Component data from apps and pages

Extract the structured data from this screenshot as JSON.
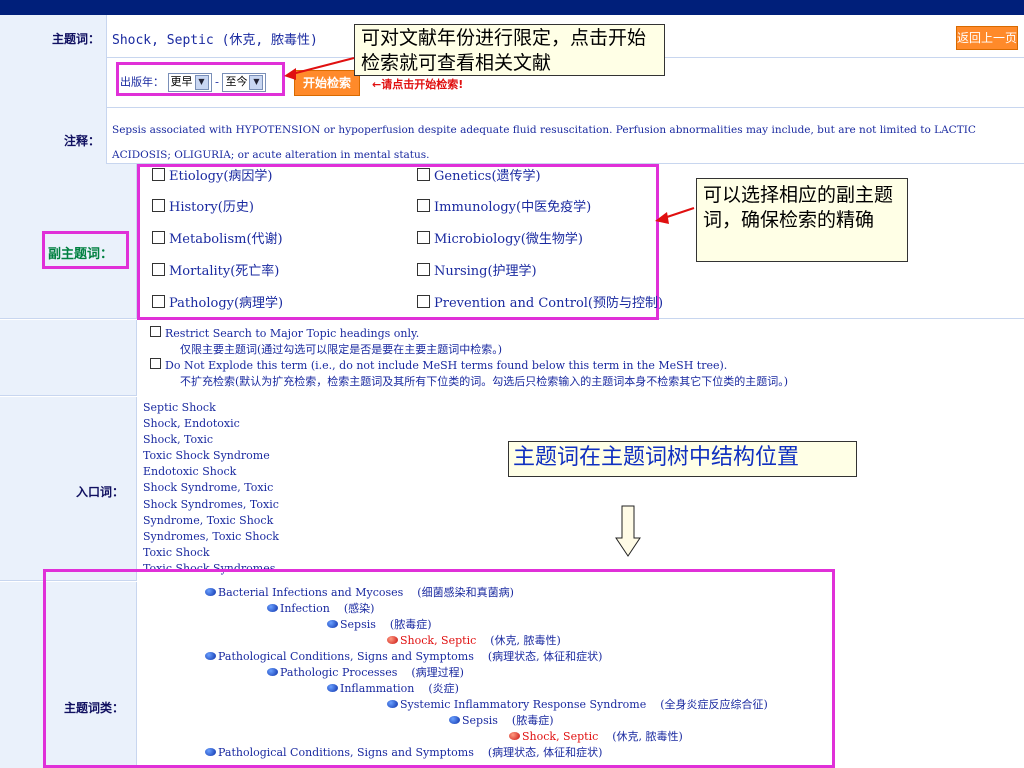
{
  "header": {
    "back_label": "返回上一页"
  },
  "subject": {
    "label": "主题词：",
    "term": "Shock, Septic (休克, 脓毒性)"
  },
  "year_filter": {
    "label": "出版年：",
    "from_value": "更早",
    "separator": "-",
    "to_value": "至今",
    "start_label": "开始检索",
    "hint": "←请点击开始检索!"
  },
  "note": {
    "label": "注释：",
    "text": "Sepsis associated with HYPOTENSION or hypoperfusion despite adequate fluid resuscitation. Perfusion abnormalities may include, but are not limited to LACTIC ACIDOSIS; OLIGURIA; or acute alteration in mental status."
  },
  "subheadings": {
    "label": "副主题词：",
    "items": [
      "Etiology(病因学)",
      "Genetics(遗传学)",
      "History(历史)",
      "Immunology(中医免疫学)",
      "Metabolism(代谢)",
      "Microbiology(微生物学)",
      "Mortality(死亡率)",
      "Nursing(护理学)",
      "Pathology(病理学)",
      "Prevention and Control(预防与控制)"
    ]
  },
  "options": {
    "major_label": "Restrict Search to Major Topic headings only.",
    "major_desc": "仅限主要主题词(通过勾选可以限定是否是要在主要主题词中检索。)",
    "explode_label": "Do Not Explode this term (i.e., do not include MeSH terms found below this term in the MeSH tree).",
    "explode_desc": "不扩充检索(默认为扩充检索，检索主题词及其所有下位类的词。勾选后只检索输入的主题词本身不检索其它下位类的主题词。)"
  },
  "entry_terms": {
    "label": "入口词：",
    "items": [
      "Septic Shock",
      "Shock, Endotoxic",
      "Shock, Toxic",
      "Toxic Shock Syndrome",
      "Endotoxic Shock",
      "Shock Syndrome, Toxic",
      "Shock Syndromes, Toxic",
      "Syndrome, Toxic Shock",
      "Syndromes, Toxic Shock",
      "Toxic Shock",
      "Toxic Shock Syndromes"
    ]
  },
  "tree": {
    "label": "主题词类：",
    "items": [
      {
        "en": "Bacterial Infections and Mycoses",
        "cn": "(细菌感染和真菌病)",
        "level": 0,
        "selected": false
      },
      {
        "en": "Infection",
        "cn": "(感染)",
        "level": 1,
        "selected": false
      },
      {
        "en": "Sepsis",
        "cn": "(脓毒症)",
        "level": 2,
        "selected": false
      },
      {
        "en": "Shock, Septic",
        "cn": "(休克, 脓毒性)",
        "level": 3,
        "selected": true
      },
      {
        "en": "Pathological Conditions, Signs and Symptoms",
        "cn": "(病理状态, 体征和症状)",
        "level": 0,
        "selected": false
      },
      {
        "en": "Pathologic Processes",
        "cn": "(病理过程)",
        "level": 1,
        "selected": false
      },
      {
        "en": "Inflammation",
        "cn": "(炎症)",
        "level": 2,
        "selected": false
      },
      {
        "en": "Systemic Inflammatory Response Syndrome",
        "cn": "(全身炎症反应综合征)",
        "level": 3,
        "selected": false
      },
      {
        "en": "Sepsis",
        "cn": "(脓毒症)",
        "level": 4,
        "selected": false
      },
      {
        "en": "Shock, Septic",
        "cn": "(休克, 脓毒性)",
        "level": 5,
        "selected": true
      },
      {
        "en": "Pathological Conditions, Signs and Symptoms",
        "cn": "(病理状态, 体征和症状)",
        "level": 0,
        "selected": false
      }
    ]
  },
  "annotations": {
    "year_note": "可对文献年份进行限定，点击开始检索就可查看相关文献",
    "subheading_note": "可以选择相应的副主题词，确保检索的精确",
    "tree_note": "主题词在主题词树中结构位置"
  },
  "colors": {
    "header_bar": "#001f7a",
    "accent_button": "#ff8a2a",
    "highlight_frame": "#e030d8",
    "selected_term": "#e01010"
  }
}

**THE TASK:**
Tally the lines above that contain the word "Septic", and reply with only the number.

**TASK RESPONSE:**
4